At the beginning of each turn, a token is drawn. Good, Evil, x2, or -1. If you draw the same token as your alignment, then you can place it on your current space or an adjacent space, as long as that space doesn’t already have a token on it. If you draw a x2, you can place two of your tokens (if able).
A -1 token will let you remove an enemy alignment token anywhere on the board.
Thus, you have a 4-player Talisman game where you are wandering around trying to get into the right spaces and drawing the right tokens at the right time.
It’s incredibly tedious to get this done. The frustration is there when you keep drawing enemy tokens, or drawing your own when the spaces around you already have a token. The totals keep going up and down as -1 tokens are drawn, but thankfully you can just go around and try to kill your enemies instead.
That will give you plenty of time to spread your influence!
Sadly, in a decision I don’t understand at all, once all of your enemies are dead you still have to go around spreading your influence. Getting -1 tokens will give you space to put your own out there, but the fact that you still have to do it is really irritating.
Thus, you spend an extra 10-15 minutes (depending on the board situation when you kill the last enemy) rolling dice and trying to roll the right numbers and draw the right tokens.
There is no tension at all at this point and it’s just pointless instead.

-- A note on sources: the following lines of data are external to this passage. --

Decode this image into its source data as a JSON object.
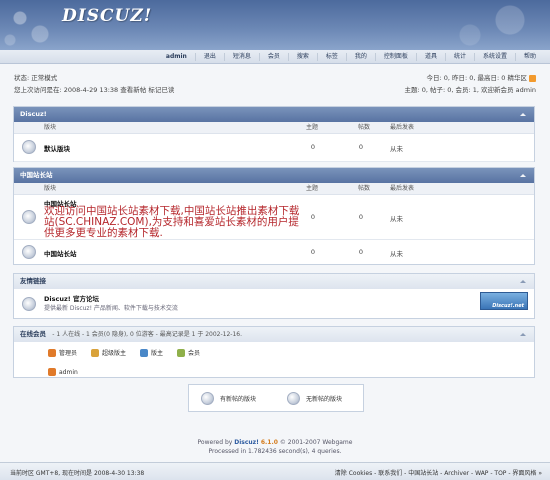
{
  "header": {
    "logo": "DISCUZ!"
  },
  "nav": {
    "items": [
      "admin",
      "退出",
      "短消息",
      "会员",
      "搜索",
      "标签",
      "我的",
      "控制面板",
      "道具",
      "统计",
      "系统设置",
      "帮助"
    ]
  },
  "status": {
    "line1": "状态: 正常模式",
    "line2": "您上次访问是在: 2008-4-29 13:38 查看新帖  标记已读",
    "right1": "今日: 0, 昨日: 0, 最高日: 0  精华区",
    "right2": "主题: 0, 帖子: 0, 会员: 1, 欢迎新会员 admin"
  },
  "columns": {
    "forum": "版块",
    "topics": "主题",
    "posts": "帖数",
    "last": "最后发表"
  },
  "discuz_section": {
    "title": "Discuz!",
    "rows": [
      {
        "name": "默认版块",
        "topics": "0",
        "posts": "0",
        "last": "从未"
      }
    ]
  },
  "china_section": {
    "title": "中国站长站",
    "rows": [
      {
        "name": "中国站长站",
        "topics": "0",
        "posts": "0",
        "last": "从未"
      },
      {
        "name": "中国站长站",
        "topics": "0",
        "posts": "0",
        "last": "从未"
      }
    ],
    "overlay": "欢迎访问中国站长站素材下载,中国站长站推出素材下载站(SC.CHINAZ.COM),为支持和喜爱站长素材的用户提供更多更专业的素材下载."
  },
  "friends": {
    "title": "友情链接",
    "link_title": "Discuz! 官方论坛",
    "link_desc": "提供最新 Discuz! 产品新闻、软件下载与技术交流",
    "banner": "Discuz!.net"
  },
  "online": {
    "title": "在线会员",
    "meta": "- 1 人在线 - 1 会员(0 隐身), 0 位游客 - 最高记录是 1 于 2002-12-16.",
    "legend": [
      "管理员",
      "超级版主",
      "版主",
      "会员"
    ],
    "user": "admin",
    "colors": [
      "#e07a2a",
      "#d9a23a",
      "#4a88c8",
      "#8fb04a"
    ]
  },
  "icon_legend": {
    "new": "有新帖的版块",
    "nonew": "无新帖的版块"
  },
  "powered": {
    "prefix": "Powered by",
    "product": "Discuz!",
    "version": "6.1.0",
    "suffix": "© 2001-2007 Webgame",
    "processed": "Processed in 1.782436 second(s), 4 queries."
  },
  "footer": {
    "left": "当前时区 GMT+8, 现在时间是 2008-4-30 13:38",
    "links": [
      "清除 Cookies",
      "联系我们",
      "中国站长站",
      "Archiver",
      "WAP",
      "TOP",
      "界面风格 »"
    ]
  }
}
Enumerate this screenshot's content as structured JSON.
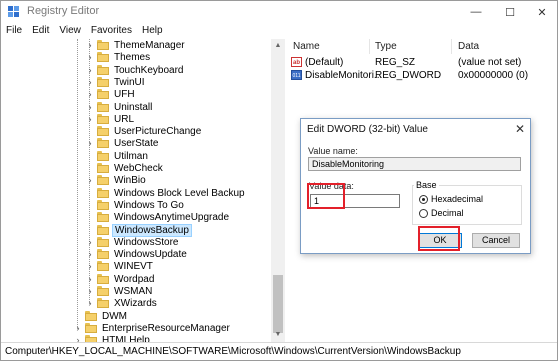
{
  "window": {
    "title": "Registry Editor",
    "controls": {
      "minimize": "—",
      "maximize": "☐",
      "close": "✕"
    }
  },
  "menu": [
    "File",
    "Edit",
    "View",
    "Favorites",
    "Help"
  ],
  "tree": {
    "items": [
      {
        "label": "ThemeManager",
        "expandable": true
      },
      {
        "label": "Themes",
        "expandable": true
      },
      {
        "label": "TouchKeyboard",
        "expandable": true
      },
      {
        "label": "TwinUI",
        "expandable": true
      },
      {
        "label": "UFH",
        "expandable": true
      },
      {
        "label": "Uninstall",
        "expandable": true
      },
      {
        "label": "URL",
        "expandable": true
      },
      {
        "label": "UserPictureChange",
        "expandable": false
      },
      {
        "label": "UserState",
        "expandable": true
      },
      {
        "label": "Utilman",
        "expandable": false
      },
      {
        "label": "WebCheck",
        "expandable": false
      },
      {
        "label": "WinBio",
        "expandable": true
      },
      {
        "label": "Windows Block Level Backup",
        "expandable": false
      },
      {
        "label": "Windows To Go",
        "expandable": false
      },
      {
        "label": "WindowsAnytimeUpgrade",
        "expandable": false
      },
      {
        "label": "WindowsBackup",
        "expandable": false,
        "selected": true
      },
      {
        "label": "WindowsStore",
        "expandable": true
      },
      {
        "label": "WindowsUpdate",
        "expandable": true
      },
      {
        "label": "WINEVT",
        "expandable": true
      },
      {
        "label": "Wordpad",
        "expandable": true
      },
      {
        "label": "WSMAN",
        "expandable": true
      },
      {
        "label": "XWizards",
        "expandable": true
      }
    ],
    "parent_items": [
      {
        "label": "DWM",
        "expandable": false
      },
      {
        "label": "EnterpriseResourceManager",
        "expandable": true
      },
      {
        "label": "HTMLHelp",
        "expandable": true
      }
    ]
  },
  "list": {
    "columns": [
      "Name",
      "Type",
      "Data"
    ],
    "rows": [
      {
        "icon": "string-value-icon",
        "icon_text": "ab",
        "name": "(Default)",
        "type": "REG_SZ",
        "data": "(value not set)"
      },
      {
        "icon": "dword-value-icon",
        "icon_text": "011",
        "name": "DisableMonitori...",
        "type": "REG_DWORD",
        "data": "0x00000000 (0)"
      }
    ]
  },
  "status_bar": "Computer\\HKEY_LOCAL_MACHINE\\SOFTWARE\\Microsoft\\Windows\\CurrentVersion\\WindowsBackup",
  "dialog": {
    "title": "Edit DWORD (32-bit) Value",
    "close": "✕",
    "value_name_label": "Value name:",
    "value_name": "DisableMonitoring",
    "value_data_label": "Value data:",
    "value_data": "1",
    "base_label": "Base",
    "hex_label": "Hexadecimal",
    "dec_label": "Decimal",
    "selected_base": "Hexadecimal",
    "ok_label": "OK",
    "cancel_label": "Cancel"
  },
  "colors": {
    "highlight": "#e3202a",
    "selection": "#cce8ff",
    "folder": "#f5d06a"
  }
}
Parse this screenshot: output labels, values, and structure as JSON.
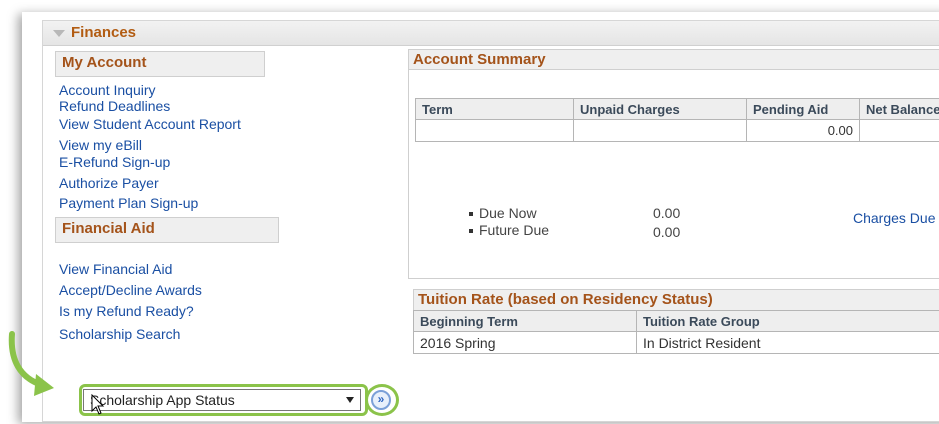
{
  "finances": {
    "title": "Finances"
  },
  "my_account": {
    "title": "My Account",
    "links": [
      "Account Inquiry",
      "Refund Deadlines",
      "View Student Account Report",
      "View my eBill",
      "E-Refund Sign-up",
      "Authorize Payer",
      "Payment Plan Sign-up"
    ]
  },
  "financial_aid": {
    "title": "Financial Aid",
    "links": [
      "View Financial Aid",
      "Accept/Decline Awards",
      "Is my Refund Ready?",
      "Scholarship Search"
    ]
  },
  "dropdown": {
    "selected": "Scholarship App Status",
    "go_icon": "double-chevron-right-icon"
  },
  "account_summary": {
    "title": "Account Summary",
    "columns": [
      "Term",
      "Unpaid Charges",
      "Pending Aid",
      "Net Balance"
    ],
    "row": [
      "",
      "",
      "0.00",
      ""
    ],
    "due": [
      {
        "label": "Due Now",
        "value": "0.00"
      },
      {
        "label": "Future Due",
        "value": "0.00"
      }
    ],
    "charges_link": "Charges Due"
  },
  "tuition_rate": {
    "title": "Tuition Rate (based on Residency Status)",
    "columns": [
      "Beginning Term",
      "Tuition Rate Group"
    ],
    "row": [
      "2016 Spring",
      "In District Resident"
    ]
  },
  "colors": {
    "accent_green": "#8bc34a",
    "heading_orange": "#a4531a",
    "link_blue": "#1a4fa3"
  }
}
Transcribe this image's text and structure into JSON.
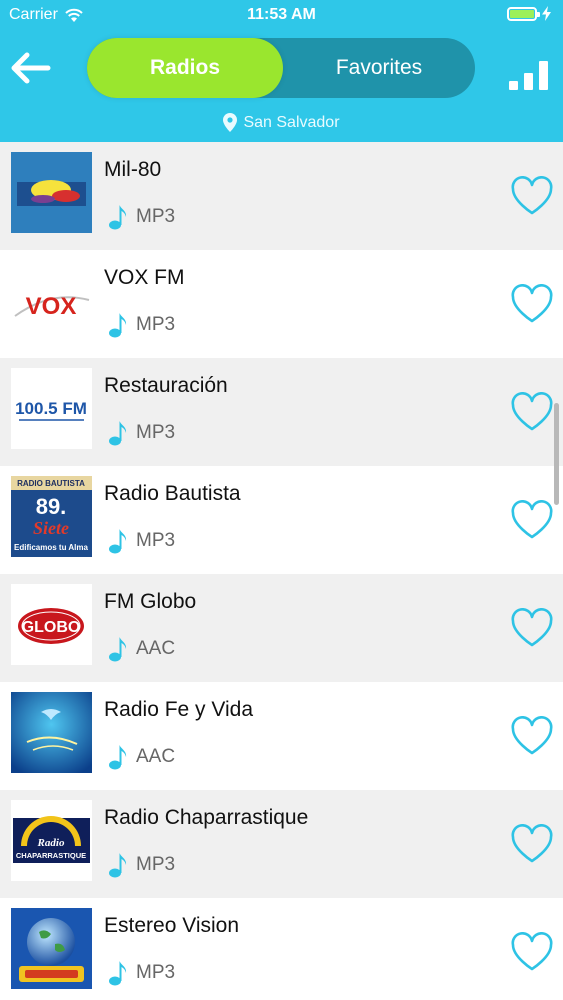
{
  "status": {
    "carrier": "Carrier",
    "time": "11:53 AM"
  },
  "header": {
    "tabs": [
      {
        "label": "Radios",
        "active": true
      },
      {
        "label": "Favorites",
        "active": false
      }
    ],
    "location": "San Salvador",
    "colors": {
      "header_bg": "#2fc7e8",
      "active_tab": "#9ae62e",
      "inactive_track": "#1f93aa",
      "accent_icon": "#2ec3e5"
    }
  },
  "stations": [
    {
      "name": "Mil-80",
      "format": "MP3"
    },
    {
      "name": "VOX FM",
      "format": "MP3"
    },
    {
      "name": "Restauración",
      "format": "MP3"
    },
    {
      "name": "Radio Bautista",
      "format": "MP3"
    },
    {
      "name": "FM Globo",
      "format": "AAC"
    },
    {
      "name": "Radio Fe y Vida",
      "format": "AAC"
    },
    {
      "name": "Radio Chaparrastique",
      "format": "MP3"
    },
    {
      "name": "Estereo Vision",
      "format": "MP3"
    }
  ],
  "logos": {
    "vox": "VOX",
    "restauracion": "100.5 FM",
    "bautista_top": "RADIO BAUTISTA",
    "bautista_freq": "89.",
    "bautista_sub": "Siete",
    "bautista_tag": "Edificamos tu Alma",
    "globo": "GLOBO",
    "chaparrastique_top": "Radio",
    "chaparrastique_bottom": "CHAPARRASTIQUE"
  }
}
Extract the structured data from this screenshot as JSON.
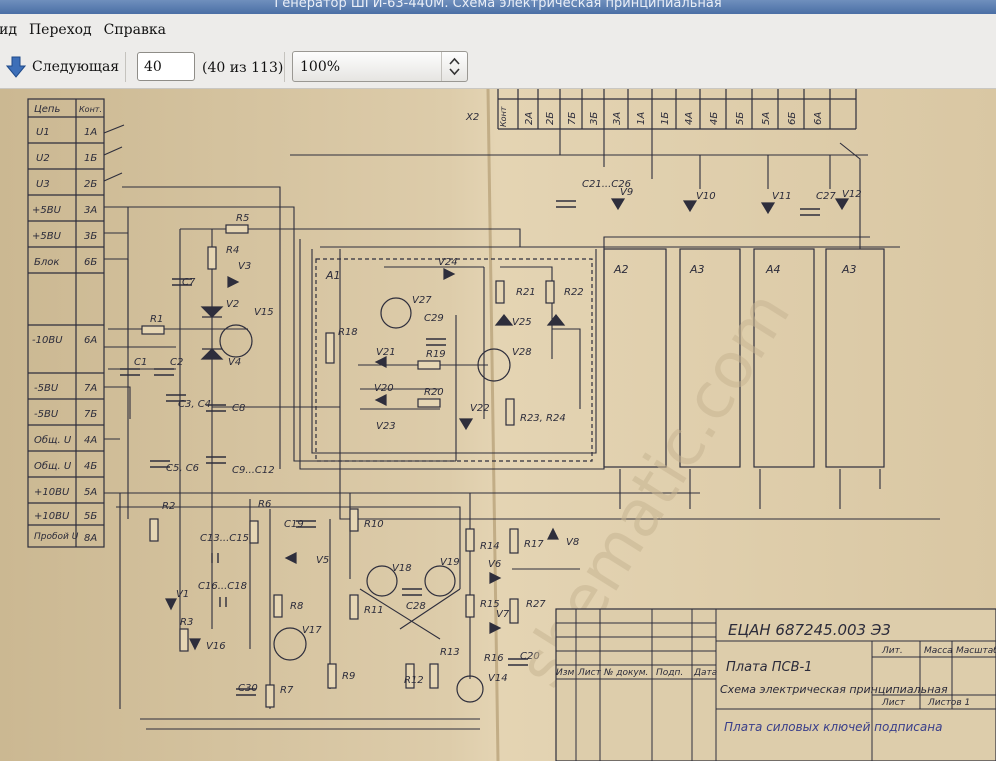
{
  "window": {
    "title": "Генератор ШГИ-63-440М. Схема электрическая принципиальная"
  },
  "menu": {
    "items": [
      "ид",
      "Переход",
      "Справка"
    ]
  },
  "toolbar": {
    "next_label": "Следующая",
    "page_value": "40",
    "page_count": "(40 из 113)",
    "zoom_value": "100%"
  },
  "schematic": {
    "table_header": {
      "col1": "Цепь",
      "col2": "Конт."
    },
    "table_rows": [
      {
        "name": "U1",
        "contact": "1А"
      },
      {
        "name": "U2",
        "contact": "1Б"
      },
      {
        "name": "U3",
        "contact": "2Б"
      },
      {
        "name": "+5ВU",
        "contact": "3А"
      },
      {
        "name": "+5ВU",
        "contact": "3Б"
      },
      {
        "name": "Блок",
        "contact": "6Б"
      },
      {
        "name": "-10ВU",
        "contact": "6А"
      },
      {
        "name": "-5ВU",
        "contact": "7А"
      },
      {
        "name": "-5ВU",
        "contact": "7Б"
      },
      {
        "name": "Общ. U",
        "contact": "4А"
      },
      {
        "name": "Общ. U",
        "contact": "4Б"
      },
      {
        "name": "+10ВU",
        "contact": "5А"
      },
      {
        "name": "+10ВU",
        "contact": "5Б"
      },
      {
        "name": "Пробой U",
        "contact": "8А"
      }
    ],
    "x2_label": "Х2",
    "x2_contacts": [
      "Конт",
      "2А",
      "2Б",
      "7Б",
      "3Б",
      "3А",
      "1А",
      "1Б",
      "4А",
      "4Б",
      "5Б",
      "5А",
      "6Б",
      "6А"
    ],
    "stamp_title": "ЕЦАН 687245.003 Э3",
    "stamp_product": "Плата ПСВ-1",
    "stamp_doc": "Схема электрическая принципиальная",
    "stamp_handwritten": "Плата силовых ключей подписана",
    "stamp_headers": [
      "Изм",
      "Лист",
      "№ докум.",
      "Подп.",
      "Дата"
    ],
    "stamp_lit": [
      "Лит.",
      "Масса",
      "Масштаб"
    ],
    "stamp_sheet": "Лист",
    "stamp_sheets": "Листов 1",
    "watermark": "shematic.com",
    "labels": {
      "A1": "А1",
      "A2": "А2",
      "A3a": "А3",
      "A4": "А4",
      "A3b": "А3",
      "R1": "R1",
      "R2": "R2",
      "R3": "R3",
      "R4": "R4",
      "R5": "R5",
      "R6": "R6",
      "R7": "R7",
      "R8": "R8",
      "R9": "R9",
      "R10": "R10",
      "R11": "R11",
      "R12": "R12",
      "R13": "R13",
      "R14": "R14",
      "R15": "R15",
      "R16": "R16",
      "R17": "R17",
      "R18": "R18",
      "R19": "R19",
      "R20": "R20",
      "R21": "R21",
      "R22": "R22",
      "R23": "R23, R24",
      "R27": "R27",
      "C1": "C1",
      "C2": "C2",
      "C3": "C3, C4",
      "C5": "C5, C6",
      "C7": "C7",
      "C8": "C8",
      "C9": "C9...C12",
      "C13": "C13...C15",
      "C16": "C16...C18",
      "C19": "C19",
      "C20": "C20",
      "C21": "C21...C26",
      "C27": "C27",
      "C28": "C28",
      "C29": "C29",
      "C30": "C30",
      "V1": "V1",
      "V2": "V2",
      "V3": "V3",
      "V4": "V4",
      "V5": "V5",
      "V6": "V6",
      "V7": "V7",
      "V8": "V8",
      "V9": "V9",
      "V10": "V10",
      "V11": "V11",
      "V12": "V12",
      "V14": "V14",
      "V15": "V15",
      "V16": "V16",
      "V17": "V17",
      "V18": "V18",
      "V19": "V19",
      "V20": "V20",
      "V21": "V21",
      "V22": "V22",
      "V23": "V23",
      "V24": "V24",
      "V25": "V25",
      "V27": "V27",
      "V28": "V28"
    }
  }
}
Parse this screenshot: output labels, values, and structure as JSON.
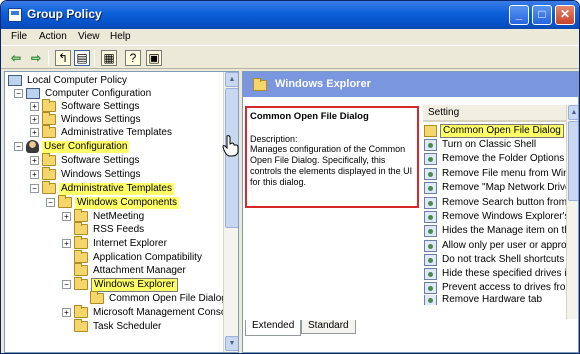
{
  "window": {
    "title": "Group Policy"
  },
  "window_controls": {
    "minimize": "_",
    "maximize": "□",
    "close": "✕"
  },
  "menu": [
    "File",
    "Action",
    "View",
    "Help"
  ],
  "toolbar_icons": [
    "back-arrow",
    "forward-arrow",
    "up-folder",
    "show-hide-tree",
    "properties",
    "help",
    "export-list"
  ],
  "tree": [
    {
      "label": "Local Computer Policy",
      "icon": "computer-icon",
      "level": 0,
      "expander": "none"
    },
    {
      "label": "Computer Configuration",
      "icon": "computer-icon",
      "level": 1,
      "expander": "-"
    },
    {
      "label": "Software Settings",
      "icon": "folder-icon",
      "level": 2,
      "expander": "+"
    },
    {
      "label": "Windows Settings",
      "icon": "folder-icon",
      "level": 2,
      "expander": "+"
    },
    {
      "label": "Administrative Templates",
      "icon": "folder-icon",
      "level": 2,
      "expander": "+"
    },
    {
      "label": "User Configuration",
      "icon": "user-icon",
      "level": 1,
      "expander": "-",
      "highlight": true
    },
    {
      "label": "Software Settings",
      "icon": "folder-icon",
      "level": 2,
      "expander": "+"
    },
    {
      "label": "Windows Settings",
      "icon": "folder-icon",
      "level": 2,
      "expander": "+"
    },
    {
      "label": "Administrative Templates",
      "icon": "folder-icon",
      "level": 2,
      "expander": "-",
      "highlight": true
    },
    {
      "label": "Windows Components",
      "icon": "folder-icon",
      "level": 3,
      "expander": "-",
      "highlight": true
    },
    {
      "label": "NetMeeting",
      "icon": "folder-icon",
      "level": 4,
      "expander": "+"
    },
    {
      "label": "RSS Feeds",
      "icon": "folder-icon",
      "level": 4,
      "expander": "none"
    },
    {
      "label": "Internet Explorer",
      "icon": "folder-icon",
      "level": 4,
      "expander": "+"
    },
    {
      "label": "Application Compatibility",
      "icon": "folder-icon",
      "level": 4,
      "expander": "none"
    },
    {
      "label": "Attachment Manager",
      "icon": "folder-icon",
      "level": 4,
      "expander": "none"
    },
    {
      "label": "Windows Explorer",
      "icon": "folder-icon",
      "level": 4,
      "expander": "-",
      "selected": true
    },
    {
      "label": "Common Open File Dialog",
      "icon": "folder-icon",
      "level": 5,
      "expander": "none"
    },
    {
      "label": "Microsoft Management Console",
      "icon": "folder-icon",
      "level": 4,
      "expander": "+"
    },
    {
      "label": "Task Scheduler",
      "icon": "folder-icon",
      "level": 4,
      "expander": "none"
    }
  ],
  "details": {
    "header": "Windows Explorer",
    "description_title": "Common Open File Dialog",
    "description_label": "Description:",
    "description_text": "Manages configuration of the Common Open File Dialog. Specifically, this controls the elements displayed in the UI for this dialog."
  },
  "settings_list": {
    "column_header": "Setting",
    "items": [
      {
        "label": "Common Open File Dialog",
        "icon": "folder-icon",
        "selected": true
      },
      {
        "label": "Turn on Classic Shell",
        "icon": "setting-icon"
      },
      {
        "label": "Remove the Folder Options m",
        "icon": "setting-icon"
      },
      {
        "label": "Remove File menu from Windo",
        "icon": "setting-icon"
      },
      {
        "label": "Remove \"Map Network Drive\"",
        "icon": "setting-icon"
      },
      {
        "label": "Remove Search button from W",
        "icon": "setting-icon"
      },
      {
        "label": "Remove Windows Explorer's d",
        "icon": "setting-icon"
      },
      {
        "label": "Hides the Manage item on the",
        "icon": "setting-icon"
      },
      {
        "label": "Allow only per user or approv",
        "icon": "setting-icon"
      },
      {
        "label": "Do not track Shell shortcuts d",
        "icon": "setting-icon"
      },
      {
        "label": "Hide these specified drives in",
        "icon": "setting-icon"
      },
      {
        "label": "Prevent access to drives from",
        "icon": "setting-icon"
      },
      {
        "label": "Remove Hardware tab",
        "icon": "setting-icon"
      }
    ]
  },
  "tabs": {
    "extended": "Extended",
    "standard": "Standard"
  }
}
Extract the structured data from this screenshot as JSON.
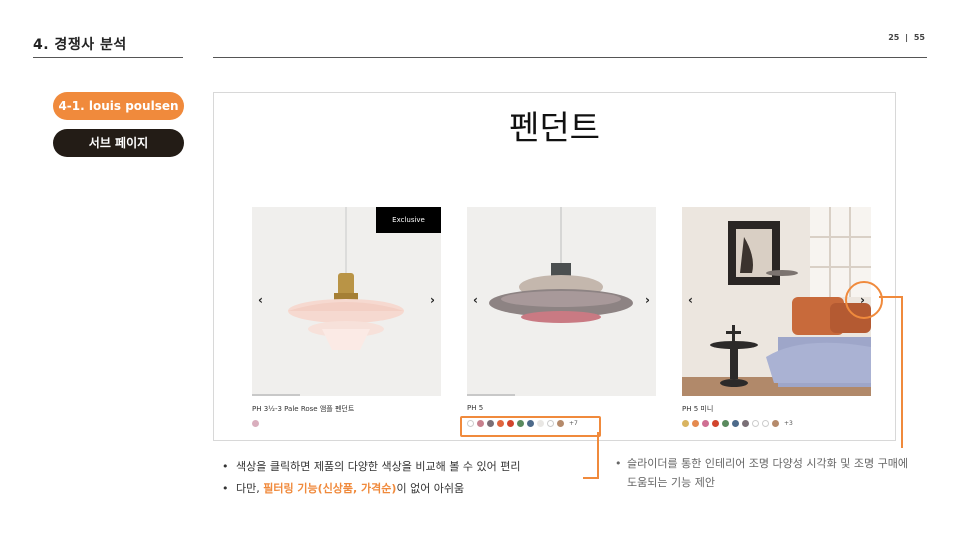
{
  "header": {
    "section_title": "4. 경쟁사 분석",
    "page_current": "25",
    "page_sep": "|",
    "page_total": "55"
  },
  "tabs": {
    "active": "4-1. louis poulsen",
    "secondary": "서브 페이지"
  },
  "panel": {
    "title": "펜던트"
  },
  "products": [
    {
      "name": "PH 3½-3 Pale Rose 앰플 펜던트",
      "badge": "Exclusive",
      "swatches": [
        "#d9aebd"
      ],
      "more": ""
    },
    {
      "name": "PH 5",
      "badge": "",
      "swatches": [
        "#ffffff",
        "#c7808d",
        "#7a6f76",
        "#e0663f",
        "#d2452d",
        "#5a8a5e",
        "#4d6a8a",
        "#e9e7e4",
        "#ffffff",
        "#b58a6b"
      ],
      "more": "+7"
    },
    {
      "name": "PH 5 미니",
      "badge": "",
      "swatches": [
        "#d9b461",
        "#e58a4f",
        "#cf6f93",
        "#d2452d",
        "#5a8a5e",
        "#4d6a8a",
        "#7a6f76",
        "#ffffff",
        "#ffffff",
        "#b58a6b"
      ],
      "more": "+3"
    }
  ],
  "arrows": {
    "prev": "‹",
    "next": "›"
  },
  "notes": {
    "line1": "색상을 클릭하면 제품의 다양한 색상을 비교해 볼 수 있어 편리",
    "line2_pre": "다만, ",
    "line2_hl": "필터링 기능(신상품, 가격순)",
    "line2_post": "이 없어 아쉬움"
  },
  "note2": {
    "bullet": "•",
    "text": "슬라이더를 통한 인테리어 조명 다양성 시각화 및 조명 구매에 도움되는 기능 제안"
  },
  "colors": {
    "accent": "#f08a3c",
    "dark_pill": "#231c16"
  }
}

While The Eternal Conflict does end on a bit of a downer, overall I really enjoyed this expansion. It has a lot of fun Talisman action and rarely does it reach the realm of monotony. When it does, it really dives into it, but thankfully that’s an uncommon occurrence.
I really do enjoy these Talisman: Origins stories. They have fun quests and it’s nice to sit down at the computer (or on your tablet or wherever) and lose yourself a bit in the tale.
This one isn’t quite as good as Pandora’s Box, but it is a good expansion to get if you need some more Talisman in your life.
Thanks to Nomad Games for the free copy of this expansion in exchange for an honest review